Interior designer Amy Baker, architect Daniel Skaggs, lighting designer Carol dePelecyn and contractor Krekow Jennings team up to add intimacy and comfort to 4,000-square-foot condo.
THEY REFER TO IT as their vertical neighborhood — the tall, stately condominium Terry and Alan have called home for the past 29 years.
“Our kids are the only lifers in the building,” Alan says.
“And the only kids raised here,” adds Terry.
“We’re pioneers!” Alan again.
- WSU study: 'Exploding head syndrome' more common than once thought
- Oregon Zoo elephant Rama euthanized; loved to paint
- Ivar's to raise restaurant workers' wages to $15 right away
- Orca baby boom continues with discovery of fourth calf
- Bertha's damaged cutter head emerges from pit
Most Read Stories
The family lived in Laurelhurst once upon a time. But a free-standing house was not for them. “I came home from work and said, ‘We’re moving,’ ” Terry says. “I work too much to have a house. I’m not a housewife. I’m just not.”
So it was off to live the high-rise life for the four of them. Over the years the family has moved (but only within the building) and remodeled. But this — toasty and rich, comfortable and cozy — is different. Their nest was now empty. And cold. The kids grew up. It was time the condo did, too.
“Amy’s assignment was to warm it up and make it for grown-ups,” says Terry, speaking of interior designer Amy Baker. “The kids loved the house, but they said it wasn’t comfortable: There’s no place to hang.”
Now there’s nothing but. Little gathering spaces everywhere. Sofas and chairs so cozy they just won’t let go, including two sink-back-and-take-in-the-city chaises with accent tables to hold the wineglasses that surely must go there. Outside is Puget Sound, Lake Union and all that lies between.
Baker, architect Daniel Skaggs and contractor Krekow Jennings tweaked the layout of the 4,000-square-foot condo (two combined), defining the dining room with casework walls to add intimacy to the space. Here is more come-hither seating, creamy-caramel leather chairs with fat padded seats and backs.
“We can have 100 people in here or we can have three,” Terry says.
Black and green terrazzo-tile floors were covered with scrumptious sapele and custom wool rugs. English white sycamore wall paneling, Venetian plaster and warm white paint put a glow to the place. Baker’s plan was for the white walls to reflect as much light as possible from indirect fixtures, the lighting in this condo of low ceilings crafted by lighting designer Carol dePelecyn.
“It really was a challenge, because you can’t go up,” Terry says. “And you don’t want to get the glare on the windows,” says Alan. “She was very clever.”
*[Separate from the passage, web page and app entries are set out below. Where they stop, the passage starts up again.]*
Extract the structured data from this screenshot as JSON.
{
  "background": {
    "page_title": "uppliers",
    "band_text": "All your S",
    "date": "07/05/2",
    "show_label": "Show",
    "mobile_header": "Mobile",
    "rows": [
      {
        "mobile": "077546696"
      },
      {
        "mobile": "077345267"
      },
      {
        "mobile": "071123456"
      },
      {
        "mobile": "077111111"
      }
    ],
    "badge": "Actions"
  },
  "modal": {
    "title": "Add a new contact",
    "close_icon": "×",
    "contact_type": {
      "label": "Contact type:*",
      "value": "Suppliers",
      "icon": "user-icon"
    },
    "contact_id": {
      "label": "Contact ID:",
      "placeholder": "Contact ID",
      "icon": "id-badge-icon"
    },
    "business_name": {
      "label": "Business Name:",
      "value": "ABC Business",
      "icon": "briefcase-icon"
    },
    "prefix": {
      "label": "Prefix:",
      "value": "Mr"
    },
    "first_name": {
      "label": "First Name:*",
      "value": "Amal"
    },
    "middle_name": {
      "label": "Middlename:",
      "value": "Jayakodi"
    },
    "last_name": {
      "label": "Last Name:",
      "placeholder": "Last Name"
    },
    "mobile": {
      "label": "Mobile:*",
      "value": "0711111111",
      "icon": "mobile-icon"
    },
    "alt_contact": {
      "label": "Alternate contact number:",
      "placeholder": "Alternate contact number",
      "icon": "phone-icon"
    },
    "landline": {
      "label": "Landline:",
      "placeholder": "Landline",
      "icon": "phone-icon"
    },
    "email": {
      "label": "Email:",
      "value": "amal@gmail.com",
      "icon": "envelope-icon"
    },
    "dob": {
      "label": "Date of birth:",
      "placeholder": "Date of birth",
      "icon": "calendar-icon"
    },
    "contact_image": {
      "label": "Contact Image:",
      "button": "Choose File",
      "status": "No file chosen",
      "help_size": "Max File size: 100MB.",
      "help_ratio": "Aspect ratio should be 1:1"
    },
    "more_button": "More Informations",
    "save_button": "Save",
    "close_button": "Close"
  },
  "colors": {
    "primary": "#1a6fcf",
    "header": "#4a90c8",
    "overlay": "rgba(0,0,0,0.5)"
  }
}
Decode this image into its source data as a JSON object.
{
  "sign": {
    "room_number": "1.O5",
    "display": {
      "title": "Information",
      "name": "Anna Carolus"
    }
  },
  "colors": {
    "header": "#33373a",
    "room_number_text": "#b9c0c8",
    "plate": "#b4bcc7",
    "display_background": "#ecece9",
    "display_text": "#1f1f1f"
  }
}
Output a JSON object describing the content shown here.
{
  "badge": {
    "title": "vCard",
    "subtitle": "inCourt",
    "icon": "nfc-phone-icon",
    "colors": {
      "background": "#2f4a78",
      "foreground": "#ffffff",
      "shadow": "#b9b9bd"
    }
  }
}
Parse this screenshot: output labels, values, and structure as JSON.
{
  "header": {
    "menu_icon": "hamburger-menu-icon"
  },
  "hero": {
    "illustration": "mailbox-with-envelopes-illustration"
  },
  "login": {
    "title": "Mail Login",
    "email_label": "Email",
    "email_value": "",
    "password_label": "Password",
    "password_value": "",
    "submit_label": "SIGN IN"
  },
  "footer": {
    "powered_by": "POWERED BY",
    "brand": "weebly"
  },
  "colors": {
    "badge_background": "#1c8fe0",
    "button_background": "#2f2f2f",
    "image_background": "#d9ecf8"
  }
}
Baker opened the family room and kitchen to accommodate frequent family parties, eliminating a hallway but not storage. The home office was moved to a new room for Alan and his many guitars, thanks to help from sound-deadening insulation and software that connects the computer, television and amplifiers.
“That’s so I don’t have to worry about the neighbors banging on the wall about my bad guitar playing,” Alan says.
A new remodel for a new time. That’s just life, says Terry.
“The kids said to us, ‘You’re not going to make it comfortable; you have a designer.’ But there’s not a spot here that isn’t, because Amy really is gifted with finishes, fabrics and colors. It’s warm and wonderful.”
Rebecca Teagarden writes about architecture and design for Pacific NW magazine. Benjamin Benschneider is a magazine staff photographer.